PDFs in Paperpile are automatically stored on your Google Drive in a folder entitled Paperpile. These can be easily opened through Paperpile or Drive (though it's easier to find them in Paperpile as they are linked in the reference, whereas in Drive you have to navigate through alphabetical folders by author surname, or search for the author/title in Drive).
Viewing the PDF in Drive also allows you to use Drive functions such as sharing the file or opening it in other apps compatible with Drive. It also allows you to add comments to the PDF, so you can add your own notes as you read.
You can attach a PDF to a reference in Paperpile, or you can try and get Paperpile to automatically locate and download a full text PDF for any articles you have references for. You can set up Proxy Access in Settings to allow you to access restricted PDFs that you may have institutional access to.
Zotero allows you to organise references using Collections and Tags you've defined (see the Share page for how you can also share references with others using Groups). You can also check for and merge duplicate items, manage full text PDFs, add notes and link references together, and view timelines of the references in your library.
Zotero has two main methods for organising your references: Collections and Tags.
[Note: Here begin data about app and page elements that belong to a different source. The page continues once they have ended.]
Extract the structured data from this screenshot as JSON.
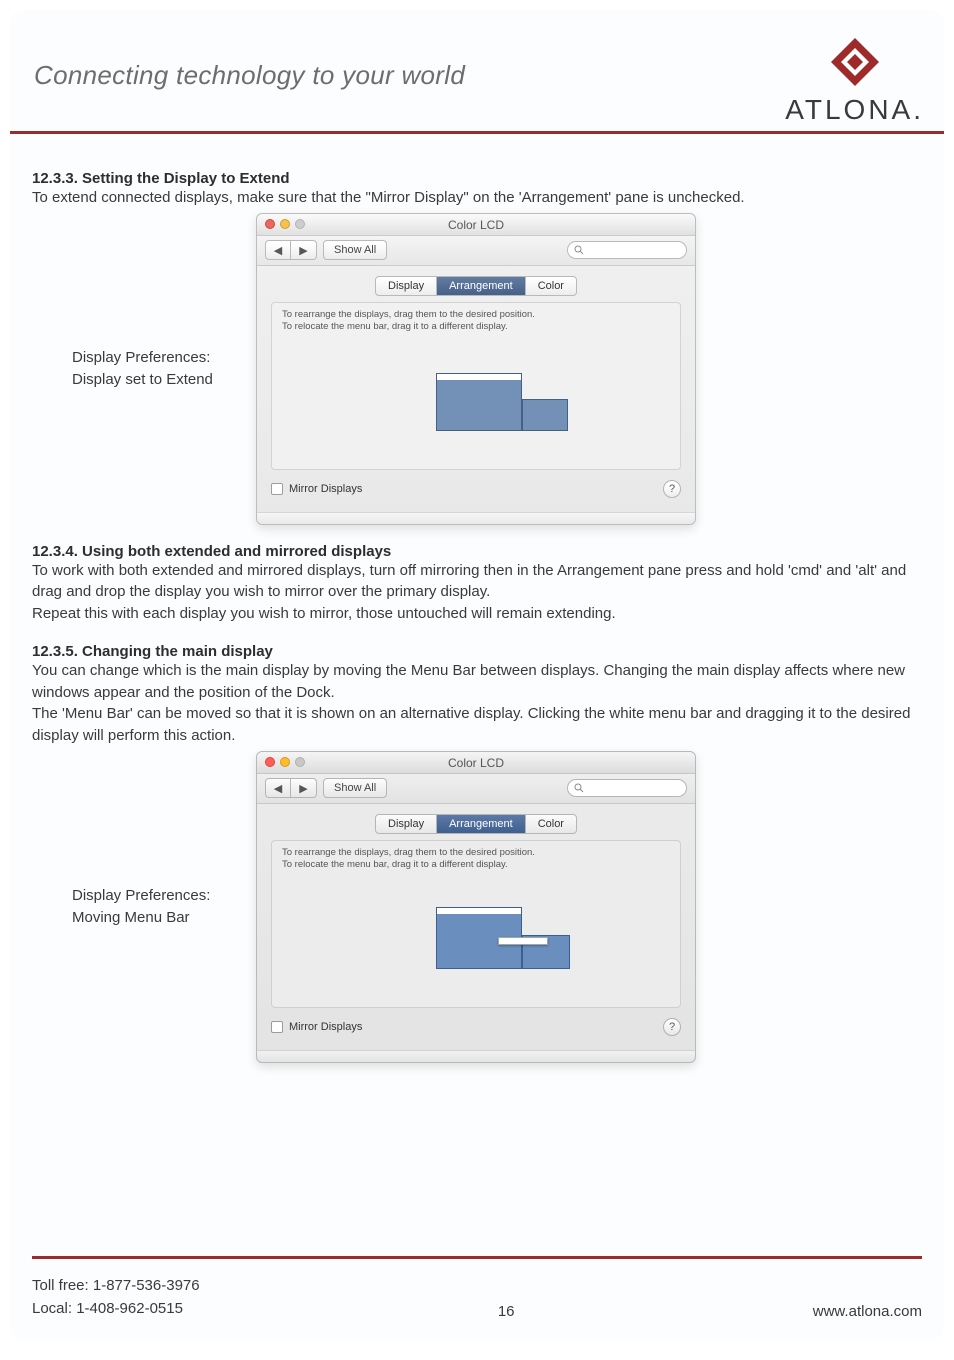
{
  "header": {
    "tagline": "Connecting technology to your world",
    "brand_word": "ATLONA"
  },
  "sections": {
    "s1": {
      "heading": "12.3.3. Setting the Display to Extend",
      "body": "To extend connected displays, make sure that the \"Mirror Display\" on the 'Arrangement' pane is unchecked.",
      "caption_l1": "Display Preferences:",
      "caption_l2": "Display set to Extend"
    },
    "s2": {
      "heading": "12.3.4. Using both extended and mirrored displays",
      "body_l1": "To work with both extended and mirrored displays, turn off mirroring then in the Arrangement pane press and hold 'cmd' and 'alt' and drag and drop the display you wish to mirror over the primary display.",
      "body_l2": "Repeat this with each display you wish to mirror, those untouched will remain extending."
    },
    "s3": {
      "heading": "12.3.5. Changing the main display",
      "body_l1": "You can change which is the main display by moving the Menu Bar between displays. Changing the main display affects where new windows appear and the position of the Dock.",
      "body_l2": "The 'Menu Bar' can be moved so that it is shown on an alternative display. Clicking the white menu bar and dragging it to the desired display will perform this action.",
      "caption_l1": "Display Preferences:",
      "caption_l2": "Moving Menu Bar"
    }
  },
  "macwin": {
    "title": "Color LCD",
    "show_all": "Show All",
    "tabs": {
      "display": "Display",
      "arrangement": "Arrangement",
      "color": "Color"
    },
    "hint_l1": "To rearrange the displays, drag them to the desired position.",
    "hint_l2": "To relocate the menu bar, drag it to a different display.",
    "mirror_label": "Mirror Displays",
    "help_glyph": "?",
    "nav_back": "◀",
    "nav_fwd": "▶",
    "search_placeholder": ""
  },
  "footer": {
    "toll_free": "Toll free: 1-877-536-3976",
    "local": "Local: 1-408-962-0515",
    "page_number": "16",
    "site": "www.atlona.com"
  },
  "colors": {
    "accent": "#9e2a2b"
  }
}
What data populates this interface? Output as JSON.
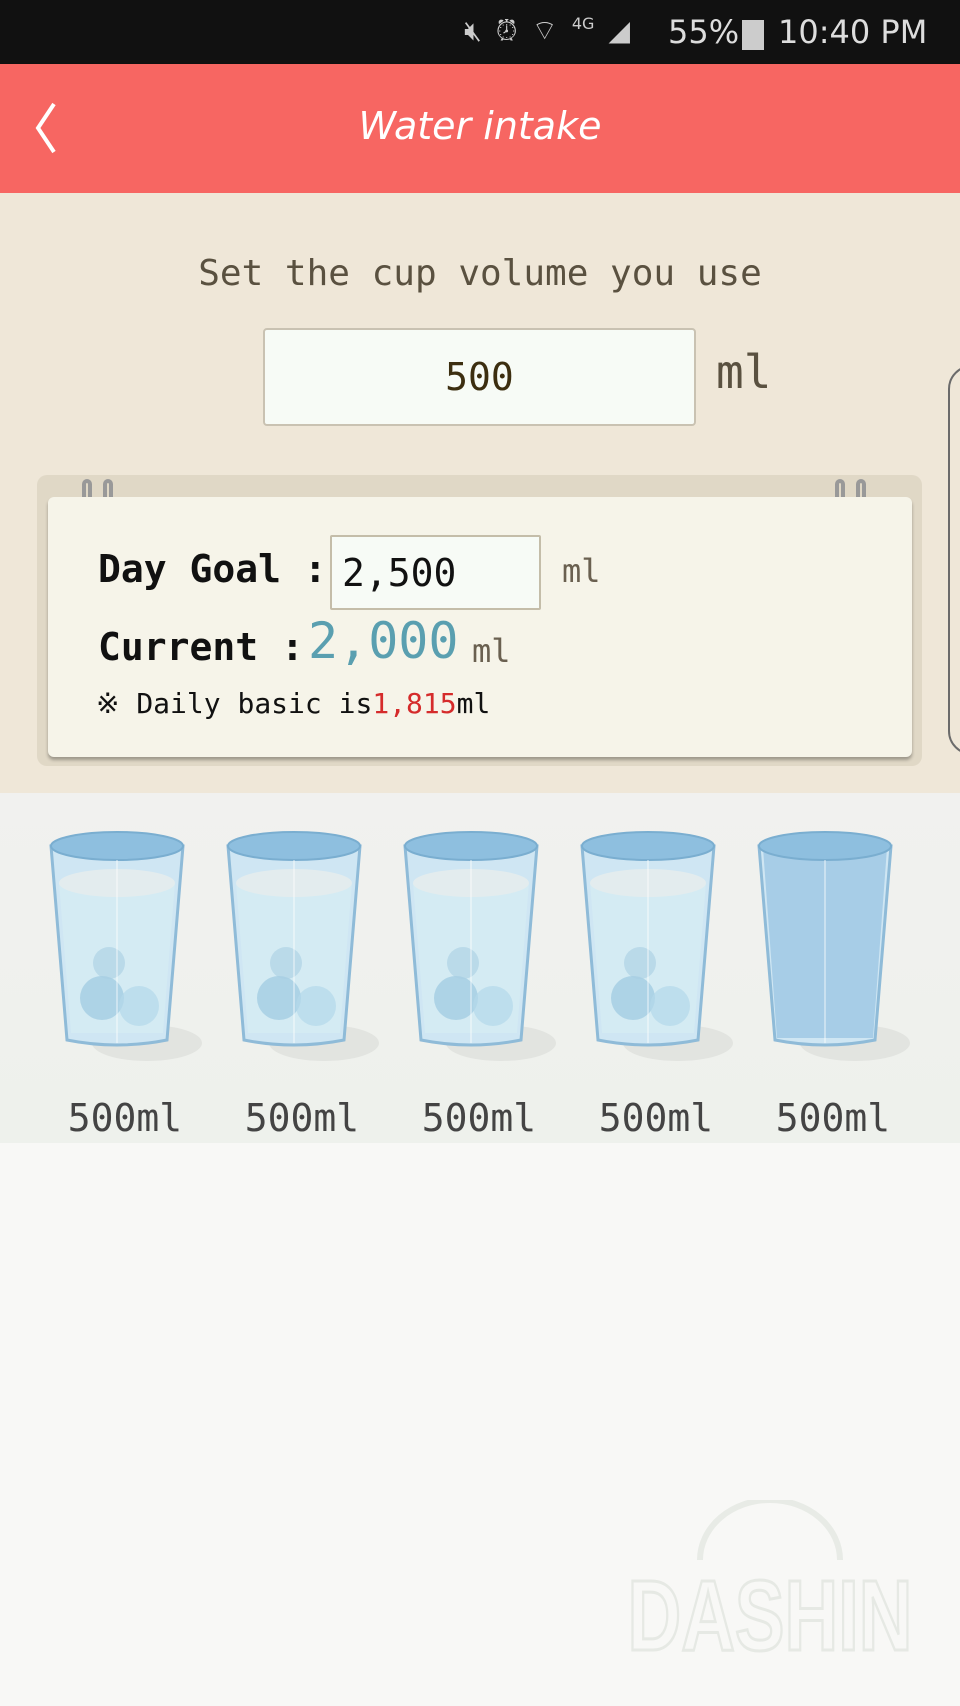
{
  "status_bar": {
    "battery": "55%",
    "time": "10:40 PM",
    "icons": [
      "mute-icon",
      "alarm-icon",
      "wifi-icon",
      "lte-icon",
      "signal-icon",
      "battery-icon"
    ]
  },
  "header": {
    "title": "Water intake",
    "back_icon": "chevron-left-icon",
    "color": "#f76662"
  },
  "cup_setup": {
    "label": "Set the cup volume you use",
    "value": "500",
    "unit": "ml"
  },
  "goal_card": {
    "day_goal_label": "Day Goal :",
    "day_goal_value": "2,500",
    "day_goal_unit": "ml",
    "current_label": "Current :",
    "current_value": "2,000",
    "current_unit": "ml",
    "current_color": "#5a9fb0",
    "note_prefix": "※ Daily basic is",
    "note_value": "1,815",
    "note_suffix": "ml",
    "note_value_color": "#d52b2b"
  },
  "cups": [
    {
      "label": "500ml",
      "filled": true
    },
    {
      "label": "500ml",
      "filled": true
    },
    {
      "label": "500ml",
      "filled": true
    },
    {
      "label": "500ml",
      "filled": true
    },
    {
      "label": "500ml",
      "filled": false
    }
  ],
  "watermark": "DASHIN"
}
Collections work like folders, allowing yout to group together references you want to see together, and one reference can be in multiple collections. Either right click on My Library or click on the New Collection button to create a collection, then drag references to move them in.
Tags are a way of marking up particular themes, categories, or information so you can categorise and find items in your library. Items can have many tags, including automatic ones that may be added from items saved online. To add tags to items, select an item and then on the right hand pane choose the 'Tags' option to view, add, and remove tags from the item. The Tag Selector pane in the bottom left of the Zotero interface allows you to view, select, and filter all of the tags in your library.
In the left hand pane under My Library, you'll find a Duplicate Items heading, where Zotero stores any duplicates in your library. Clicking on this heading will display all duplicate items, and then clicking on an duplicate item will bring up options to merge the duplicates, including allowing you to choose which is the 'master' item, or the one to prioritise in the merge.
Zotero allows full text PDFs to be attached to references, either when they are collected or afterwards. To add a PDF or link to full text article to an existing reference in your library, right click on the reference and choose Add Attachment.
Double clicking on an attached PDF will open it in your PDF viewer of choice. If you want to annotate PDFs, Microsoft Edge (web browser) on a Windows machine or Preview on a Mac are built in tools that allow you to annotate PDFs.
Zotero allows you to add your own notes to references, for example key points or quotations you might want to use in your work. Selecting any reference will bring up options on the right hand side of the interface including a 'Notes' option for adding notes.
In the right hand pane you can also add 'Related' references, which can help you build connections between texts and remember which ones have similar material.
Zotero has a built in feature that allows you to view the works in your library as a timeline, either by publication date or date you added the reference to the library. This can help you visualise the references in your library and think about the spread of literature you're using. You can find out more on Zotero's support page on timelines.
You can search your Zotero library, and you can also save searches if you don't want to move items into a collection, but do want to see those search results again.